How to complete this task
Show every line below where "arrow" can be found.

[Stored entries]
-=-=-=-=-

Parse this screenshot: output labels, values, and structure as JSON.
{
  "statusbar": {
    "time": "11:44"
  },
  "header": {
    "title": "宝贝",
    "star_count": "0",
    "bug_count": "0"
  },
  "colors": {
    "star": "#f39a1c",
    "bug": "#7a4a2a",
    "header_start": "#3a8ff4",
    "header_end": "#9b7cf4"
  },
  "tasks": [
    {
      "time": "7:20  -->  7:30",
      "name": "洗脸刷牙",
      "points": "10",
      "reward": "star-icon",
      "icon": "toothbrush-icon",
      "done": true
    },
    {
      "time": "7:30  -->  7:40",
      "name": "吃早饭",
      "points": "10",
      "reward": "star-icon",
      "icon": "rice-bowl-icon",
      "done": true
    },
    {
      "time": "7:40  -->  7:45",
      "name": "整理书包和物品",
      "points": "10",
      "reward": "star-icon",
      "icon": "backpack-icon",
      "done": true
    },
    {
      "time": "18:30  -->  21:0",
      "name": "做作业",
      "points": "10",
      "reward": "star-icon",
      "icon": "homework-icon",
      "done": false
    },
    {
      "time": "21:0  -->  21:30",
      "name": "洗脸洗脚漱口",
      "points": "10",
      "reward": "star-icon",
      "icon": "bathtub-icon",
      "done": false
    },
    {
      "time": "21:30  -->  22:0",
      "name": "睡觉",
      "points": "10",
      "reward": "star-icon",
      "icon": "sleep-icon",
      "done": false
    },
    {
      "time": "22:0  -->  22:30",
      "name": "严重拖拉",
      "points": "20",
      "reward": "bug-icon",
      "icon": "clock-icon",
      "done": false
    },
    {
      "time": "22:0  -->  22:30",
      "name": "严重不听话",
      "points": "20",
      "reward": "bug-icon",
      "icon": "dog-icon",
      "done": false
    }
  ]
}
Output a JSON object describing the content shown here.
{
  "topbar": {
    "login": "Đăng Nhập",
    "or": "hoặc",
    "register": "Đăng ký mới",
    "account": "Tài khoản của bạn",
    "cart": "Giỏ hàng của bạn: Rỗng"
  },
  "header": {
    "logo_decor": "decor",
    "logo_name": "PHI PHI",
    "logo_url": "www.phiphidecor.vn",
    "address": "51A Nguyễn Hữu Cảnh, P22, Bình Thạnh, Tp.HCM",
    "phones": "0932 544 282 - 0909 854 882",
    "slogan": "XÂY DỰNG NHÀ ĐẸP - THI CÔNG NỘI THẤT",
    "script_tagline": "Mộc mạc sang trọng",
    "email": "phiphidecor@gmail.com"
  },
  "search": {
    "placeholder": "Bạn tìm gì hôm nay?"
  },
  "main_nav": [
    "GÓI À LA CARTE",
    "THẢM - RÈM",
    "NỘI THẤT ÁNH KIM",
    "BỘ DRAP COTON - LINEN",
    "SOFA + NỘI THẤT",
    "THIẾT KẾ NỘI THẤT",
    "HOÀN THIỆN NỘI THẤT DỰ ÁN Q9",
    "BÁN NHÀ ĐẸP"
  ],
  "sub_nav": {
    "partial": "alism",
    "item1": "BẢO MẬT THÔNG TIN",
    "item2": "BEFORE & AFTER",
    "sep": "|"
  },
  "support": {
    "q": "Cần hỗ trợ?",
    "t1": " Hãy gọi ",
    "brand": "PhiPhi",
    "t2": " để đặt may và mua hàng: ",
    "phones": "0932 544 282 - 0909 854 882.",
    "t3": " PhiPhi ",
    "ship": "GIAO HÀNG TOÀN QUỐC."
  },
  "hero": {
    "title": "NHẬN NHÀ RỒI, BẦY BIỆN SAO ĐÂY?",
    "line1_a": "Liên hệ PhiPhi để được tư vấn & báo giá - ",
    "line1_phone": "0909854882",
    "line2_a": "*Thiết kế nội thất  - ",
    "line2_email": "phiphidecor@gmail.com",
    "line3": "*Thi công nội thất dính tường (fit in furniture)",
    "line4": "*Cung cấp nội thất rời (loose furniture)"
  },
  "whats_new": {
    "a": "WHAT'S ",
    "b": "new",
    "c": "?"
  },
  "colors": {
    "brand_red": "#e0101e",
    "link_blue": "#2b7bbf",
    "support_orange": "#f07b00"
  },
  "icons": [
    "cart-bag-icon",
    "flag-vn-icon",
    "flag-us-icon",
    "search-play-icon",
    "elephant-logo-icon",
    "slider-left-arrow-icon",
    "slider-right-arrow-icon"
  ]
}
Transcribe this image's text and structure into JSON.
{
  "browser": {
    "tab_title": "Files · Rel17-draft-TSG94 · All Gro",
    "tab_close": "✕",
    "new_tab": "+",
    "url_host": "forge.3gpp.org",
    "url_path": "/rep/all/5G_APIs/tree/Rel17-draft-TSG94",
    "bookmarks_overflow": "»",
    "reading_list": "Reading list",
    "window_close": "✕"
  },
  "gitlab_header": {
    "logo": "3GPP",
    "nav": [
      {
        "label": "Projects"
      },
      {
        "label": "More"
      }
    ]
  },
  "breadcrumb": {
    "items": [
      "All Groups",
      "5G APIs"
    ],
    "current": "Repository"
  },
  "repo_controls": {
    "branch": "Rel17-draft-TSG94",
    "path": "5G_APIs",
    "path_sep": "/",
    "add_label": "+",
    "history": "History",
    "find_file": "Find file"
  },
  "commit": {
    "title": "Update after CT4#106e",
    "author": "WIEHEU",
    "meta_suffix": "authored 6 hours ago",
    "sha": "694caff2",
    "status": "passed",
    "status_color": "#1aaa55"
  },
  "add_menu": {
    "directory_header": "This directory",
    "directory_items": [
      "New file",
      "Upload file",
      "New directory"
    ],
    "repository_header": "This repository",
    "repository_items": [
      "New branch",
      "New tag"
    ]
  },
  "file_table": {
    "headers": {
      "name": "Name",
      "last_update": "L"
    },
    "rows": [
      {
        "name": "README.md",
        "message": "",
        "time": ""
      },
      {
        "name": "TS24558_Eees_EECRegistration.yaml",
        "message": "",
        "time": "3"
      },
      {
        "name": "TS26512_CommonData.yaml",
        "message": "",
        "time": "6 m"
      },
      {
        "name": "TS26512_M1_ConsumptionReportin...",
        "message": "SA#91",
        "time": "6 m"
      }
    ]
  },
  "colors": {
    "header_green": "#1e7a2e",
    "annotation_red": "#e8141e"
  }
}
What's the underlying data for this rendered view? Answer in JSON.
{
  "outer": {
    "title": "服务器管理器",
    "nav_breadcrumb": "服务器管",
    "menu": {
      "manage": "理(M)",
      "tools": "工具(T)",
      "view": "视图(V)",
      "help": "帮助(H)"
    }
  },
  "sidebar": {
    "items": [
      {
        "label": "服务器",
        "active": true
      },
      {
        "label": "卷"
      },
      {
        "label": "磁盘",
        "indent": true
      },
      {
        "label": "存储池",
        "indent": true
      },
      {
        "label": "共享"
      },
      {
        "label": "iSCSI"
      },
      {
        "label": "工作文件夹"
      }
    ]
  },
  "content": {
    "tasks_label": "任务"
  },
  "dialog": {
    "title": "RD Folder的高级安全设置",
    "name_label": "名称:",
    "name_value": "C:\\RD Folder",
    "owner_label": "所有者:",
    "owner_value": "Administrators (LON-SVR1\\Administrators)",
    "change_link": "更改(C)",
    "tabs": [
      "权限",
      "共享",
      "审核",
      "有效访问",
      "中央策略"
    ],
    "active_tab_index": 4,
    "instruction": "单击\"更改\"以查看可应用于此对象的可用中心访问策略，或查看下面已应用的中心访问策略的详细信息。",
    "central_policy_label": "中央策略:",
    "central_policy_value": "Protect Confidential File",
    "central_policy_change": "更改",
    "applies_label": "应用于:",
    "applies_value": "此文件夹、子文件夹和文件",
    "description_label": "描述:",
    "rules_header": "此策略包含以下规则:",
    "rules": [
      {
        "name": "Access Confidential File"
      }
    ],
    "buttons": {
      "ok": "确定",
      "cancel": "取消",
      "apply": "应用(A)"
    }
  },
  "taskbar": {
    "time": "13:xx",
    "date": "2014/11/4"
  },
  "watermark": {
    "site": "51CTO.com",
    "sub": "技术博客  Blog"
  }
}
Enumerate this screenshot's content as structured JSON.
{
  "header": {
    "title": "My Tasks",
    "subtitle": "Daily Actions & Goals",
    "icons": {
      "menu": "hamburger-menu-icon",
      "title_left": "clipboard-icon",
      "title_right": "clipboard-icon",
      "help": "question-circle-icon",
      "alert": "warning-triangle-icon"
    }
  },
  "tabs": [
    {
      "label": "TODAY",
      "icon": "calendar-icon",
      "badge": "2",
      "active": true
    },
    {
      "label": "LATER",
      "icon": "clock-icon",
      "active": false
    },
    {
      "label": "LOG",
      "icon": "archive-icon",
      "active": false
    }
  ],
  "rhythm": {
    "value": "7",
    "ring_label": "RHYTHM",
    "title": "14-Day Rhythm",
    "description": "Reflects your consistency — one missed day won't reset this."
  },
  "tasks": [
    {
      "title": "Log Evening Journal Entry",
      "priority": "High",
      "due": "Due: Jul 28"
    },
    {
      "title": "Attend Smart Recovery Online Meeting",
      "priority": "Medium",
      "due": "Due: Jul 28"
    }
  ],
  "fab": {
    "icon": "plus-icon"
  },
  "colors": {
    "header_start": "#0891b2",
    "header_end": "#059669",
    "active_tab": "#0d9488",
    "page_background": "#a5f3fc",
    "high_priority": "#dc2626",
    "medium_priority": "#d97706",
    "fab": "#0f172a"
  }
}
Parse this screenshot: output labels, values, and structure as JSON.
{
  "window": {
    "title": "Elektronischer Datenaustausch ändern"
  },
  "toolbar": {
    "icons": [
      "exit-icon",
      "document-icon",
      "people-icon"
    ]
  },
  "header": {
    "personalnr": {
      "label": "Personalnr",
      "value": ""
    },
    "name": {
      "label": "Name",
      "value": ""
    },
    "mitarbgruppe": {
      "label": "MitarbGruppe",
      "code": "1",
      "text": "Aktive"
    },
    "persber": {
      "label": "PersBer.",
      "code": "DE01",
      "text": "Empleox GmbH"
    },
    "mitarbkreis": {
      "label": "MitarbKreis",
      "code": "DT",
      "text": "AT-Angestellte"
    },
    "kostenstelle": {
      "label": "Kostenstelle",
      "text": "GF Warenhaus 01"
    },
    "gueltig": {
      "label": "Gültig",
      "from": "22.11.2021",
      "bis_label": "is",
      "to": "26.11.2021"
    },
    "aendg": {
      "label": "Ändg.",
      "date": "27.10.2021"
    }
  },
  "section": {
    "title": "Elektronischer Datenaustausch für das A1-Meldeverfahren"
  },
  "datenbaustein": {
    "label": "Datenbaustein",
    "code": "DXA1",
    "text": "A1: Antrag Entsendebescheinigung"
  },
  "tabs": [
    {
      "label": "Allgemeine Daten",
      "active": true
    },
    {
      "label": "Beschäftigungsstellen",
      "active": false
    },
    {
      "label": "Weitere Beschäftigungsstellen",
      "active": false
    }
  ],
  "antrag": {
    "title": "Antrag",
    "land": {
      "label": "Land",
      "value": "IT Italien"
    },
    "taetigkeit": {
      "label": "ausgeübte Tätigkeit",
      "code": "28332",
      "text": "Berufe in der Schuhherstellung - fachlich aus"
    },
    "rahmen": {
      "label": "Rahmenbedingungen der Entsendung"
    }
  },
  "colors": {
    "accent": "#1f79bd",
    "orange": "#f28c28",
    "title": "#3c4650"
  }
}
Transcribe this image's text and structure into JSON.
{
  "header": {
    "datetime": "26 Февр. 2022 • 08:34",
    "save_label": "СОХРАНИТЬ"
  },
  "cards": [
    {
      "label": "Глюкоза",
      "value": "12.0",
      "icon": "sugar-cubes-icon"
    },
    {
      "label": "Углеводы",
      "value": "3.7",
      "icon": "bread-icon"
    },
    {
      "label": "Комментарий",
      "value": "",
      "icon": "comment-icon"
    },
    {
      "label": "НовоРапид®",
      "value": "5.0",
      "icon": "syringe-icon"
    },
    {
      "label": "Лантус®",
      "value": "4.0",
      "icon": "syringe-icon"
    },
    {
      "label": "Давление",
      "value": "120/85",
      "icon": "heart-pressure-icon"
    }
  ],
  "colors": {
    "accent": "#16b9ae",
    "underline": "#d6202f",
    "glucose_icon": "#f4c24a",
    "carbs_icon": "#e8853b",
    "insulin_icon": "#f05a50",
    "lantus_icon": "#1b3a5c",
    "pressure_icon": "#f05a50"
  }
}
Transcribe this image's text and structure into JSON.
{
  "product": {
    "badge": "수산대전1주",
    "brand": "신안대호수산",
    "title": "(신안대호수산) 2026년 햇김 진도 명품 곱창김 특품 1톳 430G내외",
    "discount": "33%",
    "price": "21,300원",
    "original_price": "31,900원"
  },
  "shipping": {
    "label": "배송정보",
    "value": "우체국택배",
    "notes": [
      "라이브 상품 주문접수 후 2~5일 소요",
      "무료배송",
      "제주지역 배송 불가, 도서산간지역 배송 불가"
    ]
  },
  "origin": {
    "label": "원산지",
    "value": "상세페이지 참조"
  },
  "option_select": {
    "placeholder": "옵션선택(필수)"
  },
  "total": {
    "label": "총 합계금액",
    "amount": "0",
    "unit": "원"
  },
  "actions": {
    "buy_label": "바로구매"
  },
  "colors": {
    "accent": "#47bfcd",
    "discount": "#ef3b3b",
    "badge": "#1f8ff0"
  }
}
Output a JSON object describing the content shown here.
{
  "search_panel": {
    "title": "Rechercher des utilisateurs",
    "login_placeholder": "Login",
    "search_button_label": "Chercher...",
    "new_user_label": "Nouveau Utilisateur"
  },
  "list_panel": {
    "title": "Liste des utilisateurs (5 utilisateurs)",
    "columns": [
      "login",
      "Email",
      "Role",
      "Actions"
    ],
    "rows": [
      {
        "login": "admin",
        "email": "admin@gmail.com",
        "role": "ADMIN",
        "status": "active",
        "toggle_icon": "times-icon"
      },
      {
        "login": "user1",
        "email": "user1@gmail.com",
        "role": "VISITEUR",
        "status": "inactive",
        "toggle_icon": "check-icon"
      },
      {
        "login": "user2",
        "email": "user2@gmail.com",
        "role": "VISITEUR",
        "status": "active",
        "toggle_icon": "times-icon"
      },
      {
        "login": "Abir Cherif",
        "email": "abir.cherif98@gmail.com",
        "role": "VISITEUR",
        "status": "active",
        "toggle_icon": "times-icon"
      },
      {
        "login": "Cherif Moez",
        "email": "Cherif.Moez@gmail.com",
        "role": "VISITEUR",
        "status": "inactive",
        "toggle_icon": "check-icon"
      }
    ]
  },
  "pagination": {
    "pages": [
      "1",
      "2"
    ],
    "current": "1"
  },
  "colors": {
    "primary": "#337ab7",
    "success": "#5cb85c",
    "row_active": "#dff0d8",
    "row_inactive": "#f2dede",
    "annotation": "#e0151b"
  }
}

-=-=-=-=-

Your response
    "slider-left-arrow-icon",
    "slider-right-arrow-icon"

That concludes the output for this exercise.